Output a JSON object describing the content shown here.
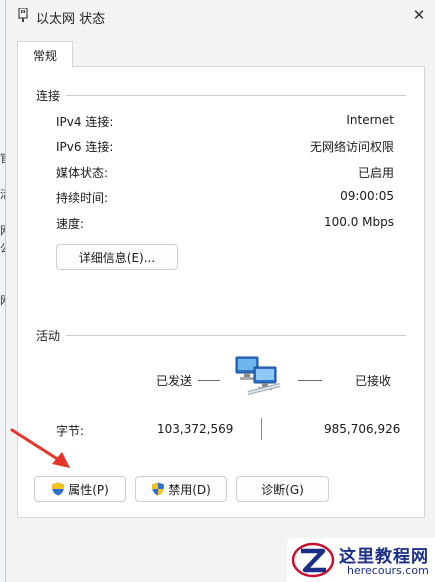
{
  "window": {
    "title": "以太网 状态"
  },
  "tabs": [
    {
      "label": "常规"
    }
  ],
  "connection": {
    "group_title": "连接",
    "rows": [
      {
        "label": "IPv4 连接:",
        "value": "Internet"
      },
      {
        "label": "IPv6 连接:",
        "value": "无网络访问权限"
      },
      {
        "label": "媒体状态:",
        "value": "已启用"
      },
      {
        "label": "持续时间:",
        "value": "09:00:05"
      },
      {
        "label": "速度:",
        "value": "100.0 Mbps"
      }
    ],
    "details_button": "详细信息(E)..."
  },
  "activity": {
    "group_title": "活动",
    "sent_label": "已发送",
    "received_label": "已接收",
    "bytes_label": "字节:",
    "bytes_sent": "103,372,569",
    "bytes_received": "985,706,926"
  },
  "buttons": {
    "properties": "属性(P)",
    "disable": "禁用(D)",
    "diagnose": "诊断(G)"
  },
  "background_glyphs": [
    "官",
    "活",
    "网",
    "公",
    "网"
  ],
  "watermark": {
    "chinese": "这里教程网",
    "url": "herecours.com",
    "color": "#1c2f86"
  },
  "colors": {
    "annotation_arrow": "#e8352a",
    "shield_blue": "#2d6fd1",
    "shield_yellow": "#f2c21a"
  },
  "icons": {
    "title": "network-adapter-icon",
    "close": "close-icon",
    "network": "network-computers-icon",
    "shield": "uac-shield-icon"
  }
}
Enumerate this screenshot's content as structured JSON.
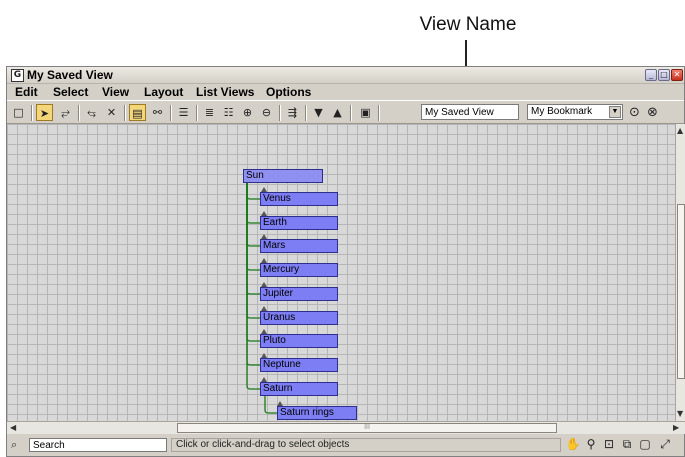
{
  "callout": {
    "label": "View Name"
  },
  "window": {
    "title": "My Saved View",
    "app_icon": "G",
    "controls": [
      "_",
      "□",
      "✕"
    ]
  },
  "menu": [
    "Edit",
    "Select",
    "View",
    "Layout",
    "List Views",
    "Options"
  ],
  "toolbar": {
    "view_name_value": "My Saved View",
    "bookmark_value": "My Bookmark"
  },
  "graph": {
    "root": "Sun",
    "children": [
      "Venus",
      "Earth",
      "Mars",
      "Mercury",
      "Jupiter",
      "Uranus",
      "Pluto",
      "Neptune",
      "Saturn"
    ],
    "grandchild": "Saturn rings"
  },
  "status": {
    "search_label": "Search",
    "hint": "Click or click-and-drag to select objects"
  },
  "scrollbar": {
    "thumb_mark": "III"
  },
  "colors": {
    "node_fill": "#7d7df4",
    "link_color": "#1a7a1a",
    "titlebar_close": "#c83020"
  }
}
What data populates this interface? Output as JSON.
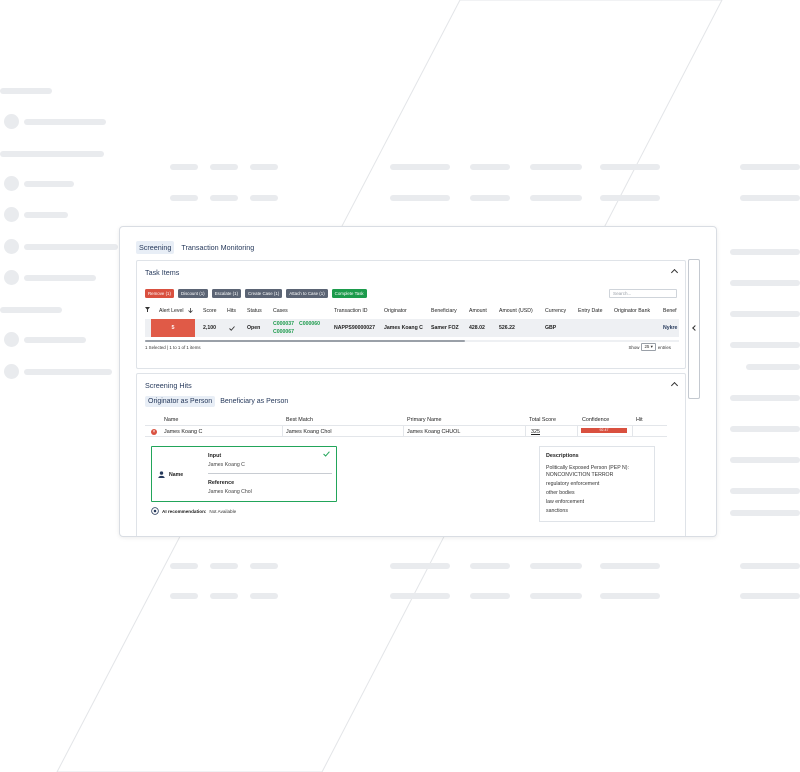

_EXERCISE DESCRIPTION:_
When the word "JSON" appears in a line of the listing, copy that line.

_REPLY:_
Output a JSON object describing the content shown here.
Enumerate this screenshot's content as structured JSON.
What data populates this interface? Output as JSON.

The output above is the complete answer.